ACTIVITY:
Retype the whole listing that follows, line for line.

PROVIDED DATA:
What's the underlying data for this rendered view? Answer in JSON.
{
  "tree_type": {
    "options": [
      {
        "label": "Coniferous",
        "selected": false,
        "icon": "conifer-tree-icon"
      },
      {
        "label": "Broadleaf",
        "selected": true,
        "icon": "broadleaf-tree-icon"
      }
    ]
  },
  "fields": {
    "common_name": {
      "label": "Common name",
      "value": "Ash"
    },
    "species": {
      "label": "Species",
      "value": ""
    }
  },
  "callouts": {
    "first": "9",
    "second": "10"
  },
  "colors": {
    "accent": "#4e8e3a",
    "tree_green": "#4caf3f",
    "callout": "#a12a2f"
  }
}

SOLUTION TO THIS EXERCISE:
What's the underlying data for this rendered view? Answer in JSON.
{
  "tree_type": {
    "options": [
      {
        "label": "Coniferous",
        "selected": false,
        "icon": "conifer-tree-icon"
      },
      {
        "label": "Broadleaf",
        "selected": true,
        "icon": "broadleaf-tree-icon"
      }
    ]
  },
  "fields": {
    "common_name": {
      "label": "Common name",
      "value": "Ash"
    },
    "species": {
      "label": "Species",
      "value": ""
    }
  },
  "callouts": {
    "first": "9",
    "second": "10"
  },
  "colors": {
    "accent": "#4e8e3a",
    "tree_green": "#4caf3f",
    "callout": "#a12a2f"
  }
}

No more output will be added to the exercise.